Problem to solve: Reproduce the records below in full and exactly, without their images.

** Given information follows **

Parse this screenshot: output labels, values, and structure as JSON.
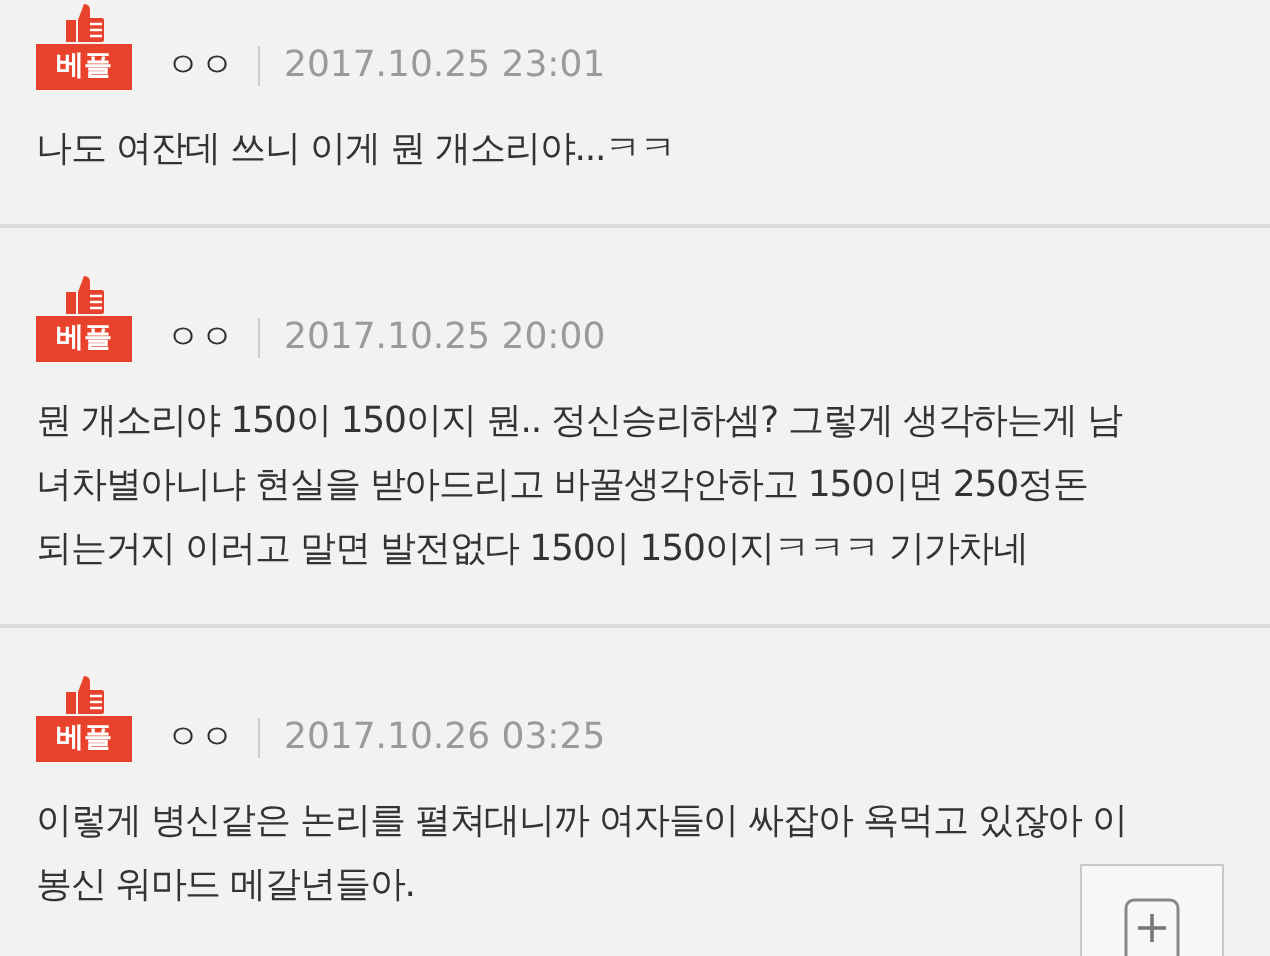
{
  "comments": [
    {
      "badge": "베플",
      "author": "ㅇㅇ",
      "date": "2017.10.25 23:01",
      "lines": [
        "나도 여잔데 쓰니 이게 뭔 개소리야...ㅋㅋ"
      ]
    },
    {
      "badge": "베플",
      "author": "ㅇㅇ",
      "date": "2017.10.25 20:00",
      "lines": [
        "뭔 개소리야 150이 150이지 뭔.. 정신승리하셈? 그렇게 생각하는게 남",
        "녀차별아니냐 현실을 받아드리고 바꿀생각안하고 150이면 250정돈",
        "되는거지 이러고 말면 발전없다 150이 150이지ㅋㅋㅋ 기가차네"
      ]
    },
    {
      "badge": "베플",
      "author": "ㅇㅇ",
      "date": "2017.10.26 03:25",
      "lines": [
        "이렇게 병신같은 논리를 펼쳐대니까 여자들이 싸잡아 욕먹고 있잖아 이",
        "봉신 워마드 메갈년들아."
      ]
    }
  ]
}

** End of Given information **

Result of the task:
Parse this screenshot: output labels, values, and structure as JSON.
{
  "comments": [
    {
      "badge": "베플",
      "author": "ㅇㅇ",
      "date": "2017.10.25 23:01",
      "lines": [
        "나도 여잔데 쓰니 이게 뭔 개소리야...ㅋㅋ"
      ]
    },
    {
      "badge": "베플",
      "author": "ㅇㅇ",
      "date": "2017.10.25 20:00",
      "lines": [
        "뭔 개소리야 150이 150이지 뭔.. 정신승리하셈? 그렇게 생각하는게 남",
        "녀차별아니냐 현실을 받아드리고 바꿀생각안하고 150이면 250정돈",
        "되는거지 이러고 말면 발전없다 150이 150이지ㅋㅋㅋ 기가차네"
      ]
    },
    {
      "badge": "베플",
      "author": "ㅇㅇ",
      "date": "2017.10.26 03:25",
      "lines": [
        "이렇게 병신같은 논리를 펼쳐대니까 여자들이 싸잡아 욕먹고 있잖아 이",
        "봉신 워마드 메갈년들아."
      ]
    }
  ]
}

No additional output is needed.